- Dataset rows describing interfaces:
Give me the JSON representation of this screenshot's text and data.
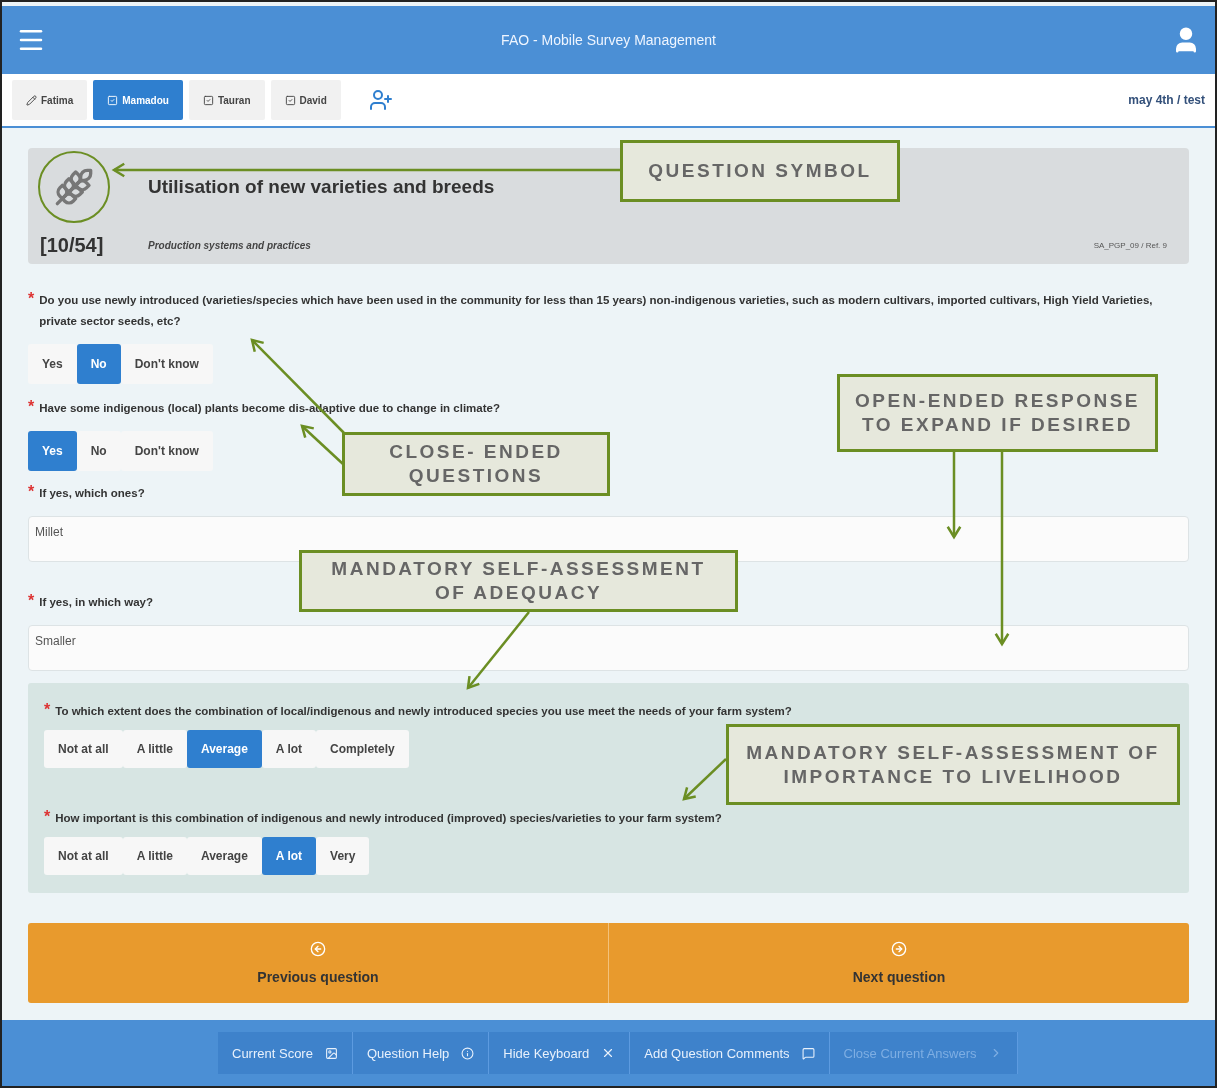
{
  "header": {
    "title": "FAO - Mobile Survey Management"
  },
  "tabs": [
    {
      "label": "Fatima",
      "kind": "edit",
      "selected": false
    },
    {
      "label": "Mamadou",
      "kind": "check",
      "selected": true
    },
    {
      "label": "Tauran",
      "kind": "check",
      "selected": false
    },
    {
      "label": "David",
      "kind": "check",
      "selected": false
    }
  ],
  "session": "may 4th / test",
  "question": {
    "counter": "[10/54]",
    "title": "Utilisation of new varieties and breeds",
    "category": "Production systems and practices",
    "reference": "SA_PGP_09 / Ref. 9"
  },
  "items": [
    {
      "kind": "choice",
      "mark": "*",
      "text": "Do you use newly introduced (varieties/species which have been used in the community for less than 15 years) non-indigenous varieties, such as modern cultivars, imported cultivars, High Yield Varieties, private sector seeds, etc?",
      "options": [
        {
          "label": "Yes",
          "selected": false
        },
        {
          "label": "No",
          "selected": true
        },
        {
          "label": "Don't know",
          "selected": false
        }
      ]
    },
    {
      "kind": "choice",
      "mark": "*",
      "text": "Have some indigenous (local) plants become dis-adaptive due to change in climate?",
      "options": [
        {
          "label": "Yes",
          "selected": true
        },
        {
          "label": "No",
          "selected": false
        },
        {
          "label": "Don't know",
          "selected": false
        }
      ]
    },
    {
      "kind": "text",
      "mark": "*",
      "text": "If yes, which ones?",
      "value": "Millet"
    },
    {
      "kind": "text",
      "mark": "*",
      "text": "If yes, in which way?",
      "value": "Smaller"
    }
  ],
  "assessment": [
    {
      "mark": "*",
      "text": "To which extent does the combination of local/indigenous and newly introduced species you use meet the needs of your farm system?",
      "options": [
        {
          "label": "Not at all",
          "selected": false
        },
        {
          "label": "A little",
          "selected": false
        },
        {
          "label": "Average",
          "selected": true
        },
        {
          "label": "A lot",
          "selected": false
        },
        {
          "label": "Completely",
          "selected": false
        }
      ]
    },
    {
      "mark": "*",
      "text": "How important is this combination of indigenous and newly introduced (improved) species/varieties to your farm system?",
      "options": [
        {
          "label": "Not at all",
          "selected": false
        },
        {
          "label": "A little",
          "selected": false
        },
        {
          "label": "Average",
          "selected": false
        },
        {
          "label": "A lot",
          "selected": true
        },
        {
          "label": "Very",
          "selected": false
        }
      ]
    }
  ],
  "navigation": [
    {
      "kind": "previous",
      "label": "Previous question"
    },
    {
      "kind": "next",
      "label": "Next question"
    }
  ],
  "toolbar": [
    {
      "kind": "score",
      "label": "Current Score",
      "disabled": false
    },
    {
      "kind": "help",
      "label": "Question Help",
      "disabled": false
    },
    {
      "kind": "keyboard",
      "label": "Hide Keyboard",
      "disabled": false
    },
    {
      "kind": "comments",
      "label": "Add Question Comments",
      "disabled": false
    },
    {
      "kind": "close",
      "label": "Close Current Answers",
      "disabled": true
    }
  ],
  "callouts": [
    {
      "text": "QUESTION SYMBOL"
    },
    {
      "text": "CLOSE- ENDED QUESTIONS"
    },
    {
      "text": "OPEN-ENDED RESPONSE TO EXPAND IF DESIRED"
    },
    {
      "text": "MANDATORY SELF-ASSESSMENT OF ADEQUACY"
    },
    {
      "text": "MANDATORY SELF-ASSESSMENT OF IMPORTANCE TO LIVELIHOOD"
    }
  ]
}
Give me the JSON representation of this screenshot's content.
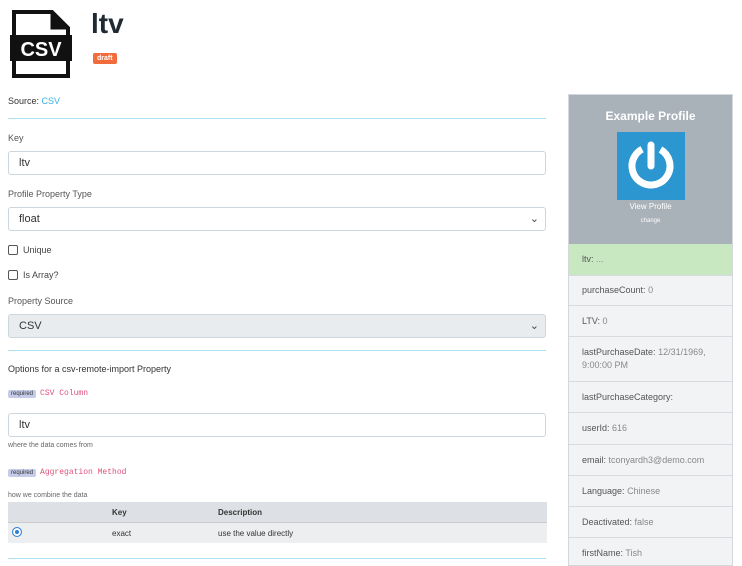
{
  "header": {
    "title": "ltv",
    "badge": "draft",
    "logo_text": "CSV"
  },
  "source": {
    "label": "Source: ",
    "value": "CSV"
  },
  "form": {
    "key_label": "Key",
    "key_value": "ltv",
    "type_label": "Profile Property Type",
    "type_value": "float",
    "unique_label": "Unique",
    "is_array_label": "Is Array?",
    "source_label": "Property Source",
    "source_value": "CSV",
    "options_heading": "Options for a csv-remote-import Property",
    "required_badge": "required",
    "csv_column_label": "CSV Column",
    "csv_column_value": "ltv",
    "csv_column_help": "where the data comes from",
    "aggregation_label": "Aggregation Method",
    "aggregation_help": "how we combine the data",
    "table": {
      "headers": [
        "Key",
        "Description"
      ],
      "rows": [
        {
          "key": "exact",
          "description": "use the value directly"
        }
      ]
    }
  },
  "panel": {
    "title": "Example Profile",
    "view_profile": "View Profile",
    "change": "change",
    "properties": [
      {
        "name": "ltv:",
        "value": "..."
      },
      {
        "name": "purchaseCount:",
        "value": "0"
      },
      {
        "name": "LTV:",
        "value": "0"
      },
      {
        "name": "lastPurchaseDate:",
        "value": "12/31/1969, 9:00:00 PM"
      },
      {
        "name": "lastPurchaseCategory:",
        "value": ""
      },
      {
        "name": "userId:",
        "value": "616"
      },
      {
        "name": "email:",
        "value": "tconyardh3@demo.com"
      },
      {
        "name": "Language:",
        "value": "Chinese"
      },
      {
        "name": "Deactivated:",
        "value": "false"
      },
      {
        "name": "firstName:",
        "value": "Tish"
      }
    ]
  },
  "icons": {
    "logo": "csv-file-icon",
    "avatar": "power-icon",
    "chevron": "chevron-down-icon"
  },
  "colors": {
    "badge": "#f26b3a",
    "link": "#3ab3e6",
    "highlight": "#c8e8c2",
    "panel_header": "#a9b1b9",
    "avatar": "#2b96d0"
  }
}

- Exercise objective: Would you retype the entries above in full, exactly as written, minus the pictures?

- Reply to the task:
Give me the JSON representation of this screenshot's text and data.
{
  "header": {
    "title": "FAO - Mobile Survey Management"
  },
  "tabs": [
    {
      "label": "Fatima",
      "kind": "edit",
      "selected": false
    },
    {
      "label": "Mamadou",
      "kind": "check",
      "selected": true
    },
    {
      "label": "Tauran",
      "kind": "check",
      "selected": false
    },
    {
      "label": "David",
      "kind": "check",
      "selected": false
    }
  ],
  "session": "may 4th / test",
  "question": {
    "counter": "[10/54]",
    "title": "Utilisation of new varieties and breeds",
    "category": "Production systems and practices",
    "reference": "SA_PGP_09 / Ref. 9"
  },
  "items": [
    {
      "kind": "choice",
      "mark": "*",
      "text": "Do you use newly introduced (varieties/species which have been used in the community for less than 15 years) non-indigenous varieties, such as modern cultivars, imported cultivars, High Yield Varieties, private sector seeds, etc?",
      "options": [
        {
          "label": "Yes",
          "selected": false
        },
        {
          "label": "No",
          "selected": true
        },
        {
          "label": "Don't know",
          "selected": false
        }
      ]
    },
    {
      "kind": "choice",
      "mark": "*",
      "text": "Have some indigenous (local) plants become dis-adaptive due to change in climate?",
      "options": [
        {
          "label": "Yes",
          "selected": true
        },
        {
          "label": "No",
          "selected": false
        },
        {
          "label": "Don't know",
          "selected": false
        }
      ]
    },
    {
      "kind": "text",
      "mark": "*",
      "text": "If yes, which ones?",
      "value": "Millet"
    },
    {
      "kind": "text",
      "mark": "*",
      "text": "If yes, in which way?",
      "value": "Smaller"
    }
  ],
  "assessment": [
    {
      "mark": "*",
      "text": "To which extent does the combination of local/indigenous and newly introduced species you use meet the needs of your farm system?",
      "options": [
        {
          "label": "Not at all",
          "selected": false
        },
        {
          "label": "A little",
          "selected": false
        },
        {
          "label": "Average",
          "selected": true
        },
        {
          "label": "A lot",
          "selected": false
        },
        {
          "label": "Completely",
          "selected": false
        }
      ]
    },
    {
      "mark": "*",
      "text": "How important is this combination of indigenous and newly introduced (improved) species/varieties to your farm system?",
      "options": [
        {
          "label": "Not at all",
          "selected": false
        },
        {
          "label": "A little",
          "selected": false
        },
        {
          "label": "Average",
          "selected": false
        },
        {
          "label": "A lot",
          "selected": true
        },
        {
          "label": "Very",
          "selected": false
        }
      ]
    }
  ],
  "navigation": [
    {
      "kind": "previous",
      "label": "Previous question"
    },
    {
      "kind": "next",
      "label": "Next question"
    }
  ],
  "toolbar": [
    {
      "kind": "score",
      "label": "Current Score",
      "disabled": false
    },
    {
      "kind": "help",
      "label": "Question Help",
      "disabled": false
    },
    {
      "kind": "keyboard",
      "label": "Hide Keyboard",
      "disabled": false
    },
    {
      "kind": "comments",
      "label": "Add Question Comments",
      "disabled": false
    },
    {
      "kind": "close",
      "label": "Close Current Answers",
      "disabled": true
    }
  ],
  "callouts": [
    {
      "text": "QUESTION SYMBOL"
    },
    {
      "text": "CLOSE- ENDED QUESTIONS"
    },
    {
      "text": "OPEN-ENDED RESPONSE TO EXPAND IF DESIRED"
    },
    {
      "text": "MANDATORY SELF-ASSESSMENT OF ADEQUACY"
    },
    {
      "text": "MANDATORY SELF-ASSESSMENT OF IMPORTANCE TO LIVELIHOOD"
    }
  ]
}
Give me the JSON representation of this screenshot's content.
{
  "header": {
    "title": "ltv",
    "badge": "draft",
    "logo_text": "CSV"
  },
  "source": {
    "label": "Source: ",
    "value": "CSV"
  },
  "form": {
    "key_label": "Key",
    "key_value": "ltv",
    "type_label": "Profile Property Type",
    "type_value": "float",
    "unique_label": "Unique",
    "is_array_label": "Is Array?",
    "source_label": "Property Source",
    "source_value": "CSV",
    "options_heading": "Options for a csv-remote-import Property",
    "required_badge": "required",
    "csv_column_label": "CSV Column",
    "csv_column_value": "ltv",
    "csv_column_help": "where the data comes from",
    "aggregation_label": "Aggregation Method",
    "aggregation_help": "how we combine the data",
    "table": {
      "headers": [
        "Key",
        "Description"
      ],
      "rows": [
        {
          "key": "exact",
          "description": "use the value directly"
        }
      ]
    }
  },
  "panel": {
    "title": "Example Profile",
    "view_profile": "View Profile",
    "change": "change",
    "properties": [
      {
        "name": "ltv:",
        "value": "..."
      },
      {
        "name": "purchaseCount:",
        "value": "0"
      },
      {
        "name": "LTV:",
        "value": "0"
      },
      {
        "name": "lastPurchaseDate:",
        "value": "12/31/1969, 9:00:00 PM"
      },
      {
        "name": "lastPurchaseCategory:",
        "value": ""
      },
      {
        "name": "userId:",
        "value": "616"
      },
      {
        "name": "email:",
        "value": "tconyardh3@demo.com"
      },
      {
        "name": "Language:",
        "value": "Chinese"
      },
      {
        "name": "Deactivated:",
        "value": "false"
      },
      {
        "name": "firstName:",
        "value": "Tish"
      }
    ]
  },
  "icons": {
    "logo": "csv-file-icon",
    "avatar": "power-icon",
    "chevron": "chevron-down-icon"
  },
  "colors": {
    "badge": "#f26b3a",
    "link": "#3ab3e6",
    "highlight": "#c8e8c2",
    "panel_header": "#a9b1b9",
    "avatar": "#2b96d0"
  }
}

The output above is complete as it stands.